December 4, 2023
SINGAPORE – Singapore is a step closer towards signing an agreement with Paraguay that would allow Singapore companies to purchase carbon credits from projects there to offset part of their carbon tax.
Both countries will sign the agreement in early 2024, which would potentially be Paraguay’s first such agreement and Singapore’s first with a country in Latin America, said Singapore’s National Climate Change Secretariat (NCCS) on Dec 3.
The agreement will enable the bilateral transfer of carbon credits that is aligned with Article 6 of the Paris Agreement, which sets out criteria and processes for carbon credit projects to be developed and traded.
The announcement comes after Paraguayan President Santiago Pena and Senior Minister and Coordinating Minister for National Security Teo Chee Hean met on the sidelines of the COP28 climate conference in Dubai.
Mr Teo said: “We are concluding negotiations on the implementation agreement which, when fully operationalised, will allow carbon credits to be traded between Singapore and Paraguay in line with the rulebook for Article 6 of the Paris Agreement.
“It underscores both countries’ belief in the potential of carbon markets to enable global climate ambition and achieve our climate targets through cooperation.”
Both countries will cooperate on a work programme to fully operationalise the Implementation Agreement, which can consist of exchanges of information and best practices, identification of potential projects, and mutual efforts to build capacities for Article 6 cooperation, said NCCS.
Paraguay’s Minister of Environment and Sustainable Development Rolando de Barros Barreto said: “We have laid the foundations for a bilateral agreement with the Republic of Singapore with the aim of advancing the country towards full sustainable development that benefits all Paraguayans.”
From 2024, Singapore’s carbon tax will increase from $5 per tonne currently to $25 per tonne.
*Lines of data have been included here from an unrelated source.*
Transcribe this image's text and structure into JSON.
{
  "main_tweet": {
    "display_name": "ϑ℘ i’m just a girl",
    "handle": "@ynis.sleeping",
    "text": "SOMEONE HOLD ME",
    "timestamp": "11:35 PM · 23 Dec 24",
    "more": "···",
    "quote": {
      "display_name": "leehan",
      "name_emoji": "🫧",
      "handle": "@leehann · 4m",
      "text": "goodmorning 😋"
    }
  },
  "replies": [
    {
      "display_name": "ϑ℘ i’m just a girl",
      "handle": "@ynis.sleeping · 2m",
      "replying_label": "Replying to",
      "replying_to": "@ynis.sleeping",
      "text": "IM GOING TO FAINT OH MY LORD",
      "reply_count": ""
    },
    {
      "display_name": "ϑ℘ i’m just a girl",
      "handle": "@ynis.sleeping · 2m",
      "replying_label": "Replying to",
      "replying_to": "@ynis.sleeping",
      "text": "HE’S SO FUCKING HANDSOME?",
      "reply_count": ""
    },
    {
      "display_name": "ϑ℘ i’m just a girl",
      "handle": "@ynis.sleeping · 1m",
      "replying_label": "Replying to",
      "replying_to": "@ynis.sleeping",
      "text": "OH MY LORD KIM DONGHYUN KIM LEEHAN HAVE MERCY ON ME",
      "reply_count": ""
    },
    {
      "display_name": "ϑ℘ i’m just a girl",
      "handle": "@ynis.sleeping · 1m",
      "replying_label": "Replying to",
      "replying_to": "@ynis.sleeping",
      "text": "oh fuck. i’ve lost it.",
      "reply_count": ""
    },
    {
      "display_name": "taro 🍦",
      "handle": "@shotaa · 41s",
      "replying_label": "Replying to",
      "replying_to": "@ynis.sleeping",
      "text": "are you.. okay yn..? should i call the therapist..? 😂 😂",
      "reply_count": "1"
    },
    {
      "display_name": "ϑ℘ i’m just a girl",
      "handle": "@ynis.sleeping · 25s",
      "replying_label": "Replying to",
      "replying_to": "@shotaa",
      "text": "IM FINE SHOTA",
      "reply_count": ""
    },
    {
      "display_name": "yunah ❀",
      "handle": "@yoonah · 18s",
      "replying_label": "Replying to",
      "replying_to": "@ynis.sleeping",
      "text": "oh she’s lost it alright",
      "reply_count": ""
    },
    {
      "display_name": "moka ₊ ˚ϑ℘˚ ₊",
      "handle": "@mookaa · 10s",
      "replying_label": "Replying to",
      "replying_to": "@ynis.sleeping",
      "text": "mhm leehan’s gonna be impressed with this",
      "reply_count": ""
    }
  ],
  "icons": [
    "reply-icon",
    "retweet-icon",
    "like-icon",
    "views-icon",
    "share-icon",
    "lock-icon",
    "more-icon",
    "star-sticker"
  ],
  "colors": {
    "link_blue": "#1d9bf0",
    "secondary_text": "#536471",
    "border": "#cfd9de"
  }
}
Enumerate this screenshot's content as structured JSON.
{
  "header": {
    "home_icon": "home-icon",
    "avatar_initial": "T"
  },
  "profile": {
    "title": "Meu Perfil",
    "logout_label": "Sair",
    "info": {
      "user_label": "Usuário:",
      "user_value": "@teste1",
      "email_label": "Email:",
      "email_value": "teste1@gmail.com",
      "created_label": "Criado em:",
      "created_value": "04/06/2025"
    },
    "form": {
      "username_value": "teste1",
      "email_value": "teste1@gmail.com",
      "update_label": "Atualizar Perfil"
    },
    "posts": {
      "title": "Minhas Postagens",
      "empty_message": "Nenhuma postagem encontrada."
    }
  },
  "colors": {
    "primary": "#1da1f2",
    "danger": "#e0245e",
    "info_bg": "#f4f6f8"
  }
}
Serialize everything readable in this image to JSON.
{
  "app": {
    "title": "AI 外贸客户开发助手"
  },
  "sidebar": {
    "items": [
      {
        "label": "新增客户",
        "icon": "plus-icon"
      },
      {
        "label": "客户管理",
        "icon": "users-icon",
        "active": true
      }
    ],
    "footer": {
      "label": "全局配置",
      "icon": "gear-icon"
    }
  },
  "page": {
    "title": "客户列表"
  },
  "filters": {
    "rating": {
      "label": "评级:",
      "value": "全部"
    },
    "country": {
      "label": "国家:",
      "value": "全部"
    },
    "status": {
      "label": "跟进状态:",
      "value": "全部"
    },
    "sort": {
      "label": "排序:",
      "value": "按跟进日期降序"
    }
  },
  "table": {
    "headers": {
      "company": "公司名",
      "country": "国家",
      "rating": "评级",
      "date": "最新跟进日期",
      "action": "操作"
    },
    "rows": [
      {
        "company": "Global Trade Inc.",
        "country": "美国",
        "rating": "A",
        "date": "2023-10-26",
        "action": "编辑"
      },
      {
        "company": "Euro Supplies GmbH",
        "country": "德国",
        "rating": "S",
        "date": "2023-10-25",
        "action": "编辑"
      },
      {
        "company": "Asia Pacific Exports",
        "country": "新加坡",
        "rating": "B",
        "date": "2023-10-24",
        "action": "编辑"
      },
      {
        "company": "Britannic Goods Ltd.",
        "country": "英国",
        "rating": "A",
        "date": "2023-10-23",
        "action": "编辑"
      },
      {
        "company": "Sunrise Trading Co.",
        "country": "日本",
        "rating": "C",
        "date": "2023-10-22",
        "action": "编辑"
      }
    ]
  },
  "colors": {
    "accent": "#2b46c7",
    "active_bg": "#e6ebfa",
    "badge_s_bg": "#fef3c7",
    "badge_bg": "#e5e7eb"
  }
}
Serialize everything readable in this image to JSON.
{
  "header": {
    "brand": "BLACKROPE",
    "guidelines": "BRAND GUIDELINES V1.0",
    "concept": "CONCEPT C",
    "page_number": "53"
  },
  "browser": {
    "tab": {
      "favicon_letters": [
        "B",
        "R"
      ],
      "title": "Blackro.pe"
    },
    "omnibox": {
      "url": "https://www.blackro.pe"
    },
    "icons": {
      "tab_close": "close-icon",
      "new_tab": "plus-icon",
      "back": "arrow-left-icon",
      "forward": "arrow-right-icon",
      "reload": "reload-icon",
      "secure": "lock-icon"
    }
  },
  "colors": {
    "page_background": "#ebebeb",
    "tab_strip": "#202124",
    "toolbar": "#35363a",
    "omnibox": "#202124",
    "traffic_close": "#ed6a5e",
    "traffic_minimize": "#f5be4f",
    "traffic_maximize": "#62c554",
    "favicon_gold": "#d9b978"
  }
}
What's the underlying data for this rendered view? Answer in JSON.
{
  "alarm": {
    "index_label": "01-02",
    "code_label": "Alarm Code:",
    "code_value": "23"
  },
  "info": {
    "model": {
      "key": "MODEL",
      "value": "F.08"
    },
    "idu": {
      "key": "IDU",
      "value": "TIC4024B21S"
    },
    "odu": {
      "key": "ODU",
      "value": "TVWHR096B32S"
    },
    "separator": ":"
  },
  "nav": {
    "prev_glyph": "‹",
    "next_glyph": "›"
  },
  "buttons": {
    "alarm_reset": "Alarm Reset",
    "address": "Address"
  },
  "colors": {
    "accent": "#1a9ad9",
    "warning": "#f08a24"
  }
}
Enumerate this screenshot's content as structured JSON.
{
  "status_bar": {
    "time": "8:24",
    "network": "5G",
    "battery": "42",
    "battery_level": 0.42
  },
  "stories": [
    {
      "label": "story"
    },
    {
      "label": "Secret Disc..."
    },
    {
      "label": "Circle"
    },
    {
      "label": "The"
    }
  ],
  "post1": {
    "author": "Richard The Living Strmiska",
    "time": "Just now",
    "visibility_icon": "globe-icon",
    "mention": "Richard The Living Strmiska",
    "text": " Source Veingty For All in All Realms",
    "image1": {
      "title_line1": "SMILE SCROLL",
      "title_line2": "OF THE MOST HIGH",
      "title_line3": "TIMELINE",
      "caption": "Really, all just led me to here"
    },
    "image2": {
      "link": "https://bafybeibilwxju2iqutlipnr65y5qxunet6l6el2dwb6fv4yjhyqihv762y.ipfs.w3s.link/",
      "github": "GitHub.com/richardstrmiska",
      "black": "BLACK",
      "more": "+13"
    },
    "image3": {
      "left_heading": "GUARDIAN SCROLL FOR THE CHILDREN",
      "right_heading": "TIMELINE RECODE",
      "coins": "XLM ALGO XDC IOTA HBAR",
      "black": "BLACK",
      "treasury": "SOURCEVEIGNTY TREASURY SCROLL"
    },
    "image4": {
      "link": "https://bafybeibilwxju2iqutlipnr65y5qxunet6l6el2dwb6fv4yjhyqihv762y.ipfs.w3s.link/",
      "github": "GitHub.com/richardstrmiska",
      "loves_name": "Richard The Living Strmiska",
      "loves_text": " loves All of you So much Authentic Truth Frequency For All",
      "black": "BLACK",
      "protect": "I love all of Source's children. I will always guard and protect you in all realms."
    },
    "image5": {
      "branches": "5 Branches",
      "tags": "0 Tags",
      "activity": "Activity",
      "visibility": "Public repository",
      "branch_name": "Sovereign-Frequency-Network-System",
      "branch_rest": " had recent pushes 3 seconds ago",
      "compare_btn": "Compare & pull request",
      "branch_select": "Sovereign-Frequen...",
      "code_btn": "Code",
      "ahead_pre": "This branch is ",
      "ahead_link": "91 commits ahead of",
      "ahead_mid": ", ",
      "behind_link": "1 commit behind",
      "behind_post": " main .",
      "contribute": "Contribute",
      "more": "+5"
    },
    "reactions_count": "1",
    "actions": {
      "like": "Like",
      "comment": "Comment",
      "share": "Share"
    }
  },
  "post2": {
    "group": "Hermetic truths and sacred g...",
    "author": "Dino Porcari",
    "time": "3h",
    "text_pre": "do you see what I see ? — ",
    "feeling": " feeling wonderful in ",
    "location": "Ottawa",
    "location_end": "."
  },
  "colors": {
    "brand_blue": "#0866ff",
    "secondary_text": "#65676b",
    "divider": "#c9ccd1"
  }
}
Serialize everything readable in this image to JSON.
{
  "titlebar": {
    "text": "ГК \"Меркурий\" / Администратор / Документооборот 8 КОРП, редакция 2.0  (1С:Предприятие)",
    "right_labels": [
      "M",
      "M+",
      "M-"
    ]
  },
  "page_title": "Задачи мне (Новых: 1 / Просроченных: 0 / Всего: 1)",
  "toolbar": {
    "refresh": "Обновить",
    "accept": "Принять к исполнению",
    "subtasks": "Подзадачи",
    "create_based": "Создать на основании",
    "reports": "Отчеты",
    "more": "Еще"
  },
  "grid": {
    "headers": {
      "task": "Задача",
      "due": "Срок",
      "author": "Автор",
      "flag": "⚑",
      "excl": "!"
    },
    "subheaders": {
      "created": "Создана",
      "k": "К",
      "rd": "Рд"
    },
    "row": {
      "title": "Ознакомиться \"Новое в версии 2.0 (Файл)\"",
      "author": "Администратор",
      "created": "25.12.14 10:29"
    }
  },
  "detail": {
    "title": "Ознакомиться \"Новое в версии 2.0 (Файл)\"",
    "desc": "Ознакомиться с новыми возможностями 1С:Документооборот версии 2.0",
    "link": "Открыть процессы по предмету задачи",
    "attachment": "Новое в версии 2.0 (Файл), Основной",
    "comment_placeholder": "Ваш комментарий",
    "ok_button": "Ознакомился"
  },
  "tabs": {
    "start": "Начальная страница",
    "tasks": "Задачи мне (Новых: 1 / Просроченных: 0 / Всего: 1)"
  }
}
After the agreement with Paraguay is in place, companies in Singapore will be able to purchase carbon credits from projects there to meet up to 5 per cent of their carbon tax obligations.
Singapore has also substantively concluded similar implementation agreements on carbon credits cooperation with Ghana and Vietnam.
In the meantime, Temasek-owned investment platform GenZero is working on a carbon project involving restoring about 100,000ha of degraded land in Ghana, and growing cocoa trees sustainably in shaded farms to shield these plantations from potentially damaging climate impacts such as floods, heat stress and pests.
Ghana has a rich, diverse forest ecosystem and productive agricultural land, but this has been threatened by deforestation arising from agricultural expansion and logging.
Therefore, embarking on nature-based solutions could help the country with reforestation and remove the planet-warming gas from the atmosphere, which can generate carbon credits in the process.